Diversity in clinical trials: looking back at our 2021 blogs

Throughout 2021, our Equality and Diversity (E&D) committee have been writing monthly blogs to inform and raise awareness of many diseases, conditions and inclusion days. Our blogs were all written by the E&D team members and many include references to the work Innovative Trials has carried out to aid in the process of finding cures and treatments whilst highlighting the importance of diversity in clinical trials.


In January, as Cervical Health and Thyroid Awareness Month, we focused on Women’s health. With women five to eight times more likely to have thyroid problems than men and around 3,200 cases of cervical cancer diagnosed in the UK each year, we highlighted symptoms women can look out for and how these conditions are diagnosed.


World Cancer Day was in February therefore we looked at diversity in cancer. As in our March blog, we found that Black men are three times more likely to have prostate cancer compared to white men and black and asian females aged 65+ are at a higher risk of cervical cancer than white females in the UK. Innovative Trials are currently working on three prostate cancer projects, supporting our clients in site optimisation, community engagement and materials development with interim data showing promising results.


Alzheimers Research UKIn partnership with our 2021 Charity Partner, Alzheimer’s Research UK, our September blog focused on Dementia and Alzheimer’s. 50 million people in the world are living with dementia right now, costing the global economy an estimated $1 trillion. Alzheimer’s disease is the most common form of dementia and occurs when a buildup of proteins in the brain damages more and more cells, leaving the brain weighing around 140 grams less than a healthy one, causing dementia symptoms and eventually death. Along with our blog, Alzheimer’s Research UK held a lunch and learn for our Equality and Diversity Committee to share information and research about the disease, how we can recognise it and how we can help.


Throughout July and August, we looked at Alopecia and Psoriasis. Although these are not life threatening conditions, both can have huge psychological impacts to those who suffer with them due to the traumatic experience of hair loss and the low self-esteem and anxiety caused by having a visible condition. In fact, approximately one third of people who have Psoriasis experience depression and anxiety and 77% describe it as a ‘problem’ impacting their quality of life. 

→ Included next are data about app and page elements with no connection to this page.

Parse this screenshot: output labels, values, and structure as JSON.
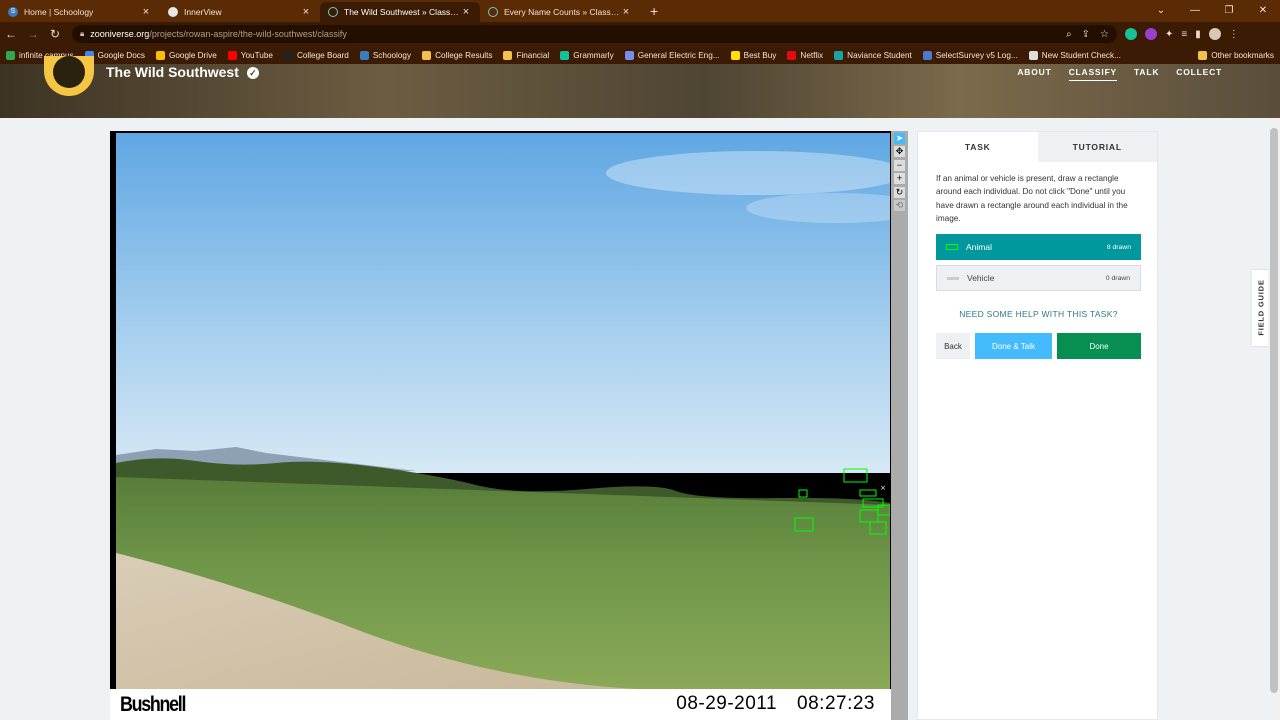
{
  "browser": {
    "tabs": [
      {
        "title": "Home | Schoology",
        "favicon": "schoology-icon",
        "active": false
      },
      {
        "title": "InnerView",
        "favicon": "innerview-icon",
        "active": false
      },
      {
        "title": "The Wild Southwest » Classify —",
        "favicon": "zooniverse-icon",
        "active": true
      },
      {
        "title": "Every Name Counts » Classify —",
        "favicon": "zooniverse-icon",
        "active": false
      }
    ],
    "url_domain": "zooniverse.org",
    "url_path": "/projects/rowan-aspire/the-wild-southwest/classify",
    "bookmarks": [
      {
        "label": "infinite campus",
        "color": "#2fa84f"
      },
      {
        "label": "Google Docs",
        "color": "#4285f4"
      },
      {
        "label": "Google Drive",
        "color": "#fbbc04"
      },
      {
        "label": "YouTube",
        "color": "#ff0000"
      },
      {
        "label": "College Board",
        "color": "#222222"
      },
      {
        "label": "Schoology",
        "color": "#3b7bbf"
      },
      {
        "label": "College Results",
        "color": "#f2c14e"
      },
      {
        "label": "Financial",
        "color": "#f2c14e"
      },
      {
        "label": "Grammarly",
        "color": "#15c39a"
      },
      {
        "label": "General Electric Eng...",
        "color": "#7b8cf0"
      },
      {
        "label": "Best Buy",
        "color": "#ffe000"
      },
      {
        "label": "Netflix",
        "color": "#e50914"
      },
      {
        "label": "Naviance Student",
        "color": "#1aa3a3"
      },
      {
        "label": "SelectSurvey v5 Log...",
        "color": "#4a7bd0"
      },
      {
        "label": "New Student Check...",
        "color": "#dddddd"
      }
    ],
    "other_bookmarks": "Other bookmarks"
  },
  "site": {
    "title": "The Wild Southwest",
    "nav": [
      "ABOUT",
      "CLASSIFY",
      "TALK",
      "COLLECT"
    ],
    "active_nav": "CLASSIFY"
  },
  "subject": {
    "camera_brand": "Bushnell",
    "date": "08-29-2011",
    "time": "08:27:23"
  },
  "task_panel": {
    "tabs": [
      "TASK",
      "TUTORIAL"
    ],
    "instructions": "If an animal or vehicle is present, draw a rectangle around each individual. Do not click \"Done\" until you have drawn a rectangle around each individual in the image.",
    "choices": [
      {
        "label": "Animal",
        "count": "8 drawn",
        "selected": true
      },
      {
        "label": "Vehicle",
        "count": "0 drawn",
        "selected": false
      }
    ],
    "help_link": "NEED SOME HELP WITH THIS TASK?",
    "buttons": {
      "back": "Back",
      "done_talk": "Done & Talk",
      "done": "Done"
    }
  },
  "field_guide": "FIELD GUIDE",
  "colors": {
    "selected_choice": "#00979d",
    "done_talk": "#43bbfd",
    "done": "#078f52",
    "box_stroke": "#00ff00"
  }
}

Men with moustache and beardRecognising the effect physical conditions can have on mental health, we spent May and November focusing on mental health and initiatives created to raise awareness. ‘Movember’ is a well known event created to raise awareness and money for men’s health, including mental health. According to recent data, on average men die around six years earlier than women with one of the top reasons being mental health. 




Over the past year, many studies have been suspended out of safety concerns due to COVID-19. This led to a dip in new patients entering trials by nearly 65 percent in March 2020. Although the need for precautions is understood, many feel concerned that the natural course of their diseases may claim their lives before COVID-19. The sense of vulnerability has created resentment toward healthcare, public health, and government stakeholders who they feel have prioritised COVID-19 over their conditions. Additionally, many patients are worried that their disease may worsen, making them ineligible to participate in trials in the future.


We haven’t only focused on diseases or illness with the goal of improving diversity in clinical trials though, in April one of our blogs looked at Autism and the difficulties people with autism may face. For example the feeling of being overwhelmed can be intense and exhausting, causing a lack of control leading to potential meltdowns in the form of verbal or physical reactions. We have also written about celebrations such as Ramadan (April blog), Black History Month (October) and Pride Month (June blog) and how these connect to clinical trials and the individuals who take part; what more can be done to include everyone in clinical research?


Alongside our blogs we have also held Q&A’s internally with our colleagues to discuss equality in the workplace, Menopause and Ramadan. Our Q&A’s have provided an honest and informative platform for team members to ask questions and discuss how it has affected them/ how they celebrate and what more we can do as individuals and as a Company.


In 2022, our Equality and Diversity Committee plans to continue recognising and celebrating important issues, conditions and events within Equality and Diversity, with the aim to inform and increase awareness with the goal to make health research fairer so that different patient populations are fairly represented in clinical trials.